A drop of 5% agar, de-aerated by heating at 100°C, was placed on a clean microscope slide, and flattened into a layer about 0.5 mm thick by means of a second, siliconized, slide supported on spacers. Care was taken to avoid imperfections due to bubbles or dust, which might subsequently trap the nematode during a series of observations. After 2 min the siliconized slide was removed; 2 Ál of 10 % polyvinylpyrrolidone in S medium (Sulston & Brenner 1974) was placed on the agar, and a selected nematode was transferred to this drop. The centre of a 12 mm x 12 mm cover slip was very thinly coated with bacteria (E. coli, strain OP50) scraped from a plate culture, and the cover slip was lowered gently onto the agar. Excess agar was trimmed away, and the edges of the assembly were sealed with silicone grease. Most of the air bubbles were soon absorbed by the de-aerated agar, and after a short period of quiescence (due probably to anoxia) the nematode generally moved into the bacterial lawn and started to feed. Non-optimum temperature and shortage of food were found to be conducive to escape.

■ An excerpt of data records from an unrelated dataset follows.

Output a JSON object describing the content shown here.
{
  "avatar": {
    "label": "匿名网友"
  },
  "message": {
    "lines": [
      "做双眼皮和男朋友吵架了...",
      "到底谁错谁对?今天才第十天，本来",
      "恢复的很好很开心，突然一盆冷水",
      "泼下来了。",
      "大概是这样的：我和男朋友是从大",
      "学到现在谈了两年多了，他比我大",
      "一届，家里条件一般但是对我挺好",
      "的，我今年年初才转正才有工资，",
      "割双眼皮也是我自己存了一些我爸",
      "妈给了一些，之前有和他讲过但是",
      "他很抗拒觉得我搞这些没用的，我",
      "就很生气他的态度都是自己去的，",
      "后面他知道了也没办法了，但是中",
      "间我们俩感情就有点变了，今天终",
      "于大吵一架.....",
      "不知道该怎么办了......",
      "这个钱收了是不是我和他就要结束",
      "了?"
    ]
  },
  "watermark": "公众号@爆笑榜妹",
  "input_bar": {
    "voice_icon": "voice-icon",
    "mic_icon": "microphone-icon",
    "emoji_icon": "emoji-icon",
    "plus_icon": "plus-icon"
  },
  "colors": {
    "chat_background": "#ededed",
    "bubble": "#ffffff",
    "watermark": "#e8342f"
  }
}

A Zeiss Universal microscope was equipped with a Plan x 100 objective and Nomarski differential interference contrast optics, and was kept at an air temperature of 20-22°C. Photographs were taken on Ilford Pan F 35 mm film, with a Zeiss microflash illuminator as the light source, and developed in M. & B. Promicrol.

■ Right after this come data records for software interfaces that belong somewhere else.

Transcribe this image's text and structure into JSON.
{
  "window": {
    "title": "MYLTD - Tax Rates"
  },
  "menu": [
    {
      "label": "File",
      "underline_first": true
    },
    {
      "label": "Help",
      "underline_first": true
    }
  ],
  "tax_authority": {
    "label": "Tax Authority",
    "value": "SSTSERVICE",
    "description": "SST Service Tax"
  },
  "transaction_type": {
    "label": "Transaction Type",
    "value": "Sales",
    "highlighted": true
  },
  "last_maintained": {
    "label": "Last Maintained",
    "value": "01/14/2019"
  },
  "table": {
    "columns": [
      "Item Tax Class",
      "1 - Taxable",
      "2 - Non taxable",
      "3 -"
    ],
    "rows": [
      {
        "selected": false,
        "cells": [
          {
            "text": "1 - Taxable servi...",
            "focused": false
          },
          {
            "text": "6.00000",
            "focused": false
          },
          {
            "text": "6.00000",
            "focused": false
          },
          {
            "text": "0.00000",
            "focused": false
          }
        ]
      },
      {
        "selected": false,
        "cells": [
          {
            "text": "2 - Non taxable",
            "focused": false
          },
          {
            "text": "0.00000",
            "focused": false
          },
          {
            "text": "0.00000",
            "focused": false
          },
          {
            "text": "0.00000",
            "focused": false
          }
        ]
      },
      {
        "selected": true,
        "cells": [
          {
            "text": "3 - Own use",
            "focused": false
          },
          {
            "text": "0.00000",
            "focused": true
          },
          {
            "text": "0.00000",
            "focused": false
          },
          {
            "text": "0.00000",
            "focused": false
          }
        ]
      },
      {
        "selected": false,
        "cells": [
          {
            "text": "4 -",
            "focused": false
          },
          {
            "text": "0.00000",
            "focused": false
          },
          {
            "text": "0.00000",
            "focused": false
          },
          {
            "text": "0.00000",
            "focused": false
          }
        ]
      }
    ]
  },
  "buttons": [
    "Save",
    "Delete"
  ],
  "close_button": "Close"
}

During periods of cell division and migration, the ventral cord was observed continuously and sketched at 15 min intervals; during the much longer periods of quiescence, observations were made at 1 or 2 h intervals. When a single individual was to be followed for more than one day, it was refrigerated overnight at 6-8°C during a suitable quiescent period. This cooling was found practically to arrest development, and yet on returning to 20°C the animal continued to grow normally.

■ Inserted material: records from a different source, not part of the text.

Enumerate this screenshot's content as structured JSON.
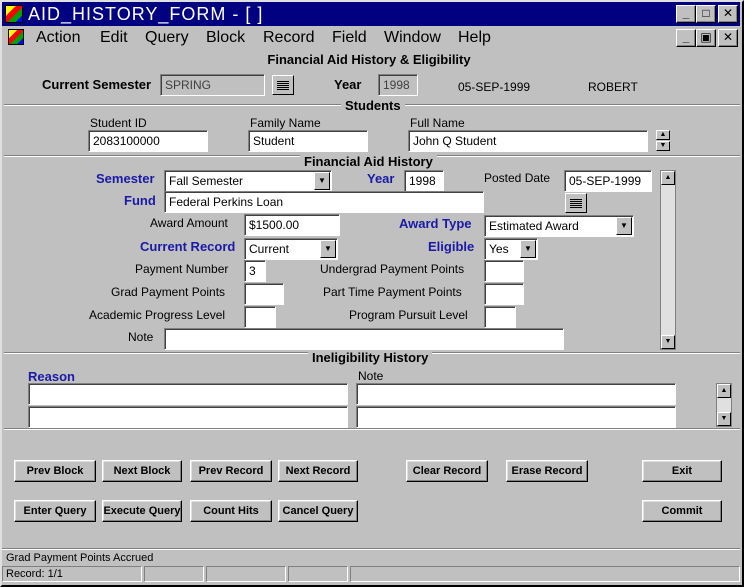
{
  "window": {
    "title": "AID_HISTORY_FORM - [ ]"
  },
  "menu": [
    "Action",
    "Edit",
    "Query",
    "Block",
    "Record",
    "Field",
    "Window",
    "Help"
  ],
  "form_title": "Financial Aid History & Eligibility",
  "header": {
    "current_semester_label": "Current Semester",
    "current_semester_value": "SPRING",
    "year_label": "Year",
    "year_value": "1998",
    "date": "05-SEP-1999",
    "user": "ROBERT"
  },
  "students": {
    "section_title": "Students",
    "student_id_label": "Student ID",
    "student_id_value": "2083100000",
    "family_name_label": "Family Name",
    "family_name_value": "Student",
    "full_name_label": "Full Name",
    "full_name_value": "John Q Student"
  },
  "history": {
    "section_title": "Financial Aid History",
    "semester_label": "Semester",
    "semester_value": "Fall Semester",
    "year_label": "Year",
    "year_value": "1998",
    "posted_date_label": "Posted Date",
    "posted_date_value": "05-SEP-1999",
    "fund_label": "Fund",
    "fund_value": "Federal Perkins Loan",
    "award_amount_label": "Award Amount",
    "award_amount_value": "$1500.00",
    "award_type_label": "Award Type",
    "award_type_value": "Estimated Award",
    "current_record_label": "Current Record",
    "current_record_value": "Current",
    "eligible_label": "Eligible",
    "eligible_value": "Yes",
    "payment_number_label": "Payment Number",
    "payment_number_value": "3",
    "undergrad_points_label": "Undergrad Payment Points",
    "undergrad_points_value": "",
    "grad_points_label": "Grad Payment Points",
    "grad_points_value": "",
    "part_time_points_label": "Part Time Payment Points",
    "part_time_points_value": "",
    "academic_progress_label": "Academic Progress Level",
    "academic_progress_value": "",
    "program_pursuit_label": "Program Pursuit Level",
    "program_pursuit_value": "",
    "note_label": "Note",
    "note_value": ""
  },
  "ineligibility": {
    "section_title": "Ineligibility History",
    "reason_label": "Reason",
    "note_label": "Note",
    "rows": [
      {
        "reason": "",
        "note": ""
      },
      {
        "reason": "",
        "note": ""
      }
    ]
  },
  "buttons": {
    "prev_block": "Prev Block",
    "next_block": "Next Block",
    "prev_record": "Prev Record",
    "next_record": "Next Record",
    "clear_record": "Clear Record",
    "erase_record": "Erase Record",
    "exit": "Exit",
    "enter_query": "Enter Query",
    "execute_query": "Execute Query",
    "count_hits": "Count Hits",
    "cancel_query": "Cancel Query",
    "commit": "Commit"
  },
  "status": {
    "hint": "Grad Payment Points Accrued",
    "record": "Record: 1/1"
  },
  "colors": {
    "titlebar": "#000080",
    "label_accent": "#1a1aa6",
    "background": "#c0c0c0"
  }
}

Nematodes were transferred from plates by means of a paper strip or pointed stick to a small drop of 10% ovalbumin on a microscope slide; the drop was smeared out, and the slide was plunged into Carnoy's fixative. For multiple samples, the slide was first divided into zones by Indian ink lines, and was kept cool during transfers in order to avoid drying of the drops. After hydration, Feulgen staining, and dehydration, the nematodes were mounted in methyl salicylate or Depex.
Web adaptation, Chris Crocker, for Wormatlas, 2008